Eighteen states are on track to eliminate racial disparities in infant mortality by the year 2050 if current trends hold — sooner if they accelerate — according to a newly published paper from researchers at Florida State University’s College of Medicine.
The study projects more than 4,000 babies a year could be saved by eliminating black-white disparities in those states. It’s a rare bit of encouraging news on infant mortality, which persistently afflicts black babies more than white babies despite nationwide prevention efforts.
Lead author Joedrecka S. Brown Speights, associate professor of family medicine and rural health, called the study’s results a welcome surprise.
“Racial equality in infant survival is achievable,” Brown Speights said. “But more needs to be done if we want to see it in our lifetimes.”
In 2013, the non-Hispanic black infant mortality rate in the U.S. was 11.1 per 1,000 live births, compared with 5.1 for non-Hispanic whites. The black rate has remained at least double the white rate for decades. The paper, based on data from the past 15 years, stated much research has “exuded a sense of inevitability” about the seemingly unshrinkable gap.
Researchers conclude racial disparities in infant mortality reflect larger inequalities in the health status of different populations. Those gaps are caused by a wide range of factors, including housing and food, economic status, structural and relational racism, insurance coverage, health-care access, as well as positive factors such as resiliency and social support.

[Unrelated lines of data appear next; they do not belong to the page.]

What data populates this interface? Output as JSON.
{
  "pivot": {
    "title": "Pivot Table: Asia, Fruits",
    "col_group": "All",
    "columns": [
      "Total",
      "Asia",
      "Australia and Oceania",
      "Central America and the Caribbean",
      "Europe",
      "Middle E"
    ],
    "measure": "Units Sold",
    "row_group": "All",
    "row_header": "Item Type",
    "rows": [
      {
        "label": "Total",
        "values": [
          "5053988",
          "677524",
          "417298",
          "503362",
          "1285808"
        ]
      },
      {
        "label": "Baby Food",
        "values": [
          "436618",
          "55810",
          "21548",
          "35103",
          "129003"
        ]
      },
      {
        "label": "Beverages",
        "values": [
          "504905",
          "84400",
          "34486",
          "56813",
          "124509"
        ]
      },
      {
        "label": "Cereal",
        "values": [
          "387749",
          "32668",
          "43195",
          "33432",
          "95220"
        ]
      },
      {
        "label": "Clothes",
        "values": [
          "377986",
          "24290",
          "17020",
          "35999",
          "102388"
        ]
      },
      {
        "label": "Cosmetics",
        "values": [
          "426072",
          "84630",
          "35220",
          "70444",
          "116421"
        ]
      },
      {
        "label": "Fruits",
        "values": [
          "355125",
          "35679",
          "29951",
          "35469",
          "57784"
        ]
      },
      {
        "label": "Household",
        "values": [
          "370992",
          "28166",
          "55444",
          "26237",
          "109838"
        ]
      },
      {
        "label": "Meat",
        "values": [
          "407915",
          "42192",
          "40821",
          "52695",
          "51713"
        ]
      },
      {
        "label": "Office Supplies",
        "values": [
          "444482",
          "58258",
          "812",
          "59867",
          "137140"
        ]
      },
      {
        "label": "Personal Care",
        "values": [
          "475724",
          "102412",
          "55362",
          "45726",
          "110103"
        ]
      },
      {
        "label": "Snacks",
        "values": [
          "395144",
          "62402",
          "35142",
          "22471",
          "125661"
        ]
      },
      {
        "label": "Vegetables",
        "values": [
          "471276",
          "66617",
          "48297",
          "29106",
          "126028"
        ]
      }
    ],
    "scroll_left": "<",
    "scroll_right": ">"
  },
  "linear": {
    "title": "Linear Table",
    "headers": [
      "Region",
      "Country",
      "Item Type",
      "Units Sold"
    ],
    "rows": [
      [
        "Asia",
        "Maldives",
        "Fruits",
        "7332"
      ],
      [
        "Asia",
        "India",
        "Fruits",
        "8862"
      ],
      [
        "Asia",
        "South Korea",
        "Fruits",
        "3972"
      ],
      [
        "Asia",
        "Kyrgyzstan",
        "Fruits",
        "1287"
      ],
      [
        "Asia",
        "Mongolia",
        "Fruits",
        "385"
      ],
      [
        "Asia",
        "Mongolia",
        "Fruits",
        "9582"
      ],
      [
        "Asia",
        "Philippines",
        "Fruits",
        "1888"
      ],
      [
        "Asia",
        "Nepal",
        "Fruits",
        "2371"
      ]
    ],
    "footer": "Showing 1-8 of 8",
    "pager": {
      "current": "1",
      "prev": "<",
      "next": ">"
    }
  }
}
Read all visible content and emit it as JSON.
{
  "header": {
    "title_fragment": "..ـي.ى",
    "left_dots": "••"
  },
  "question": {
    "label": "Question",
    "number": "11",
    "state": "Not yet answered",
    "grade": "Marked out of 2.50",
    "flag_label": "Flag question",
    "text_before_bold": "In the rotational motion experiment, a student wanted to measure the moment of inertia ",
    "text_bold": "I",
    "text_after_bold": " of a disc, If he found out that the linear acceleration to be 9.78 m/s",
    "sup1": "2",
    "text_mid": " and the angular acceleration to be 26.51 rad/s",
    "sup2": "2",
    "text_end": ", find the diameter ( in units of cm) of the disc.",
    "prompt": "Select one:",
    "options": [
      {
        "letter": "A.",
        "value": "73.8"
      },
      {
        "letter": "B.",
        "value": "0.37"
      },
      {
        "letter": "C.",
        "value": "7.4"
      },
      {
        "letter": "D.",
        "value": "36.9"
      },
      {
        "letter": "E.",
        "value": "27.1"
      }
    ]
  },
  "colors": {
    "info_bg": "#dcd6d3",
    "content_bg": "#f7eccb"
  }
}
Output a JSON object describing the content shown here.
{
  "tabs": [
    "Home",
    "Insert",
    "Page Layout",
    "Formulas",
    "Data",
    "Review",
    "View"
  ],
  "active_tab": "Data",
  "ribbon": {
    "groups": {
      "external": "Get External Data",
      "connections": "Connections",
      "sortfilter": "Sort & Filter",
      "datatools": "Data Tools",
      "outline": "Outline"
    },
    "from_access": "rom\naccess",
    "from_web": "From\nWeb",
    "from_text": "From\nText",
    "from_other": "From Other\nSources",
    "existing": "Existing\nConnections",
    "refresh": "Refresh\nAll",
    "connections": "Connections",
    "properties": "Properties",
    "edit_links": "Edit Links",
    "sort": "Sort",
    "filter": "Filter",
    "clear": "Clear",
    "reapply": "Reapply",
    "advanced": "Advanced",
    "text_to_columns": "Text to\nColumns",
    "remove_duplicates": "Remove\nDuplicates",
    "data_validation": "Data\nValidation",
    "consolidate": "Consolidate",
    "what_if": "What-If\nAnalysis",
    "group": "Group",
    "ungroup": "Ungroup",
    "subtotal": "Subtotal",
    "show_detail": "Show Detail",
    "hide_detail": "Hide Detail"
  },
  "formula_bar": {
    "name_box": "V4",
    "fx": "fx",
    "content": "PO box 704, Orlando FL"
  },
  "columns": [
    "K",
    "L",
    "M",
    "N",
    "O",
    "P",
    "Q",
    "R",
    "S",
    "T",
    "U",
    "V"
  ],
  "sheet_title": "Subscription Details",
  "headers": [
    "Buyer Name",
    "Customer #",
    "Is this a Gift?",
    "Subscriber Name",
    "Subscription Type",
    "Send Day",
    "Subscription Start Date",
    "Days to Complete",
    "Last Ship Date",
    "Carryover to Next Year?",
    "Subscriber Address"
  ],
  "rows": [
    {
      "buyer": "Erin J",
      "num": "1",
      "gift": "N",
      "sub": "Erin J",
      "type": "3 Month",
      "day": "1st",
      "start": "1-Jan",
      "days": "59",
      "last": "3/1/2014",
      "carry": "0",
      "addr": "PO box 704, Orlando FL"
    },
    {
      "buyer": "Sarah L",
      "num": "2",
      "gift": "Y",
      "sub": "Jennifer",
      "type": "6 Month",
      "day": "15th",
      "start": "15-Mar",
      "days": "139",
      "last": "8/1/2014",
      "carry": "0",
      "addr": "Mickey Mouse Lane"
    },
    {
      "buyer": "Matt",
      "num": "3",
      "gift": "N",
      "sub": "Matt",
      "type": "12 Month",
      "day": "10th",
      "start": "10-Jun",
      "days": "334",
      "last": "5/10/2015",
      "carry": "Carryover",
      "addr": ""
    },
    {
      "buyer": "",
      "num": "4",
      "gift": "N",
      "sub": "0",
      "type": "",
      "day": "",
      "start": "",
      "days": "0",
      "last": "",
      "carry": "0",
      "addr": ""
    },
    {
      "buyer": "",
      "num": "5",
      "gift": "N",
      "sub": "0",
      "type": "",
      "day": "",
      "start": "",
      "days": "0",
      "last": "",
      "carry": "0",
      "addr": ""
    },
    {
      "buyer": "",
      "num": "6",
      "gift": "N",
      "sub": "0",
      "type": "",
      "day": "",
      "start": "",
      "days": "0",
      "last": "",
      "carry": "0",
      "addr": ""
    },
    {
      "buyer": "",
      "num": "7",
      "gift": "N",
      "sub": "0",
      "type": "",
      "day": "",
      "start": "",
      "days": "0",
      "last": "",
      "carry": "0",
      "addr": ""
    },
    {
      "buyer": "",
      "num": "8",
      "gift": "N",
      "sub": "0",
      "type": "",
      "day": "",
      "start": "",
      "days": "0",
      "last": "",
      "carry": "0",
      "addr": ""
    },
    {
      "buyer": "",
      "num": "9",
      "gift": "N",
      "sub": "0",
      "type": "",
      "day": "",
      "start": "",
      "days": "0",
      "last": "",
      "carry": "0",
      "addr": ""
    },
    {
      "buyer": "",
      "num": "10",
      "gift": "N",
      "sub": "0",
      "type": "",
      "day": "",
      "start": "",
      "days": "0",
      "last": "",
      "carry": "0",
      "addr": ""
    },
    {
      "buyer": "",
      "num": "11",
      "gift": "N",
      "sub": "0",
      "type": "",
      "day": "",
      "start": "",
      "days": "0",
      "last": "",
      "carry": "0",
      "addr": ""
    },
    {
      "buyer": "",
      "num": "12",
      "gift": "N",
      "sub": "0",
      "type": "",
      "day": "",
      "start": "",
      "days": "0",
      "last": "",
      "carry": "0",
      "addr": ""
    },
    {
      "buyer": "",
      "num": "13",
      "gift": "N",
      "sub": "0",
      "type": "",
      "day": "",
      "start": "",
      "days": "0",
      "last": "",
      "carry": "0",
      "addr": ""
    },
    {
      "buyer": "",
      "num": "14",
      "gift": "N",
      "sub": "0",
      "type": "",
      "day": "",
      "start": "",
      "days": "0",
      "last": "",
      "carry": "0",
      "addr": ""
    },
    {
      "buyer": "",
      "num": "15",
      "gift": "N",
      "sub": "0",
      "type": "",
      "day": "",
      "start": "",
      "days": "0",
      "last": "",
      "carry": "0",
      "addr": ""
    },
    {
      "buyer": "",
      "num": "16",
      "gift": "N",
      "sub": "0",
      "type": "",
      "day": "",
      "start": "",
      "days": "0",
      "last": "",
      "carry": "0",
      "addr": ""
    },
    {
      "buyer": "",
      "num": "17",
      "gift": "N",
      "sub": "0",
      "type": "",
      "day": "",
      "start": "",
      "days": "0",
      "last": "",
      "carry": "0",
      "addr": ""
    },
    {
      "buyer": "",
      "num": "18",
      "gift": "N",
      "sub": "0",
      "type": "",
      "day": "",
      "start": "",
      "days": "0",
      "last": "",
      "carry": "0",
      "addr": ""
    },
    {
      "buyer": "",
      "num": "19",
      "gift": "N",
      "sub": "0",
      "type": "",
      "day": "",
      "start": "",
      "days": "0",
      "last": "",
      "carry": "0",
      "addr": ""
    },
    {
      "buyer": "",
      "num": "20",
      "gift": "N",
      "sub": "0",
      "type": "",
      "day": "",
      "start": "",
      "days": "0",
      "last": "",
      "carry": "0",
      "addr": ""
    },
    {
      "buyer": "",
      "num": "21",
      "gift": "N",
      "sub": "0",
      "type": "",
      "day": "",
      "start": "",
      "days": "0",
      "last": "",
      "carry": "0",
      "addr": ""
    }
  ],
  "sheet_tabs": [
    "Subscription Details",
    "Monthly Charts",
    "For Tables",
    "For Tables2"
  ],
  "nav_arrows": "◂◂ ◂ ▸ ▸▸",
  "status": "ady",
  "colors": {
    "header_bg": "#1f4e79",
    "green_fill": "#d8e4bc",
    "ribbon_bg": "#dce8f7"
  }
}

Florida is not one of the 18 states leading the way. Researchers predict it will take at least 49 years, but probably much longer, for Florida to eliminate differences in black-white infant death rates if current trend lines remain constant.
“A more conservative calculation,” said co-author George Rust, professor in the department of behavioral sciences and social medicine, “puts Florida’s estimated ‘date of equality’ at 2213 or nearly a century from now.”
The study, “State-Level Progress in Reducing the Black-White Infant Mortality Gap, United States, 1999-2013,” was published in the American Journal of Public Health.
Researchers didn’t set out to determine why certain states performed better than others. Answering that question comes later. First, their objective was to establish U.S. trends.
They used a research technique that Rust and co-author Robert Levine, with the Baylor University College of Medicine, have used successfully to gauge states’ progress on such conditions as breast cancer and colorectal cancer.
They measured two trend lines simultaneously: A reduction in the black infant mortality rate was characterized as “optimal” improvement, and a reduction in the disparities between black and white rates was characterized as “equitable” improvement.
Digesting the data for each state, they calculated when the black-white gap would disappear if current trends continued. Massachusetts ranked No. 1 for having the lowest black infant mortality rate and No. 1 in making the greatest percentage gain toward equality in its black-white rate ratio. Georgia was the only Southeastern state in the top 18.
The United States has made progress. Between 2000 and 2013, overall infant mortality rates declined 13 percent. In this latest study, every state improved its survival rate for black babies over the 13-year time period.
“Usually all you hear about are the disparities that won’t go away,” Brown Speights said. “That can be discouraging. Now, though, this study is saying that some states are trending in the right direction. Let’s look at them. Let’s ask them: ‘What did you do?’ Maybe they’ll say, ‘We don’t know!’ Maybe it’s a lot of factors. We could guess what those factors might be. But for each community, they may be a little different.”
Finding out what those 18 states are doing right won’t be fast and won’t be easy, she said. But she hopes this latest study will energize researchers and community members, including her fellow volunteers in the Tallahassee area’s Maternal Child Health Equity Collaborative.
“Some states are on the right track,” Brown Speights said. “Now we have a benchmark that we can hold ourselves accountable to. That gives me hope.”
Source: Florida State University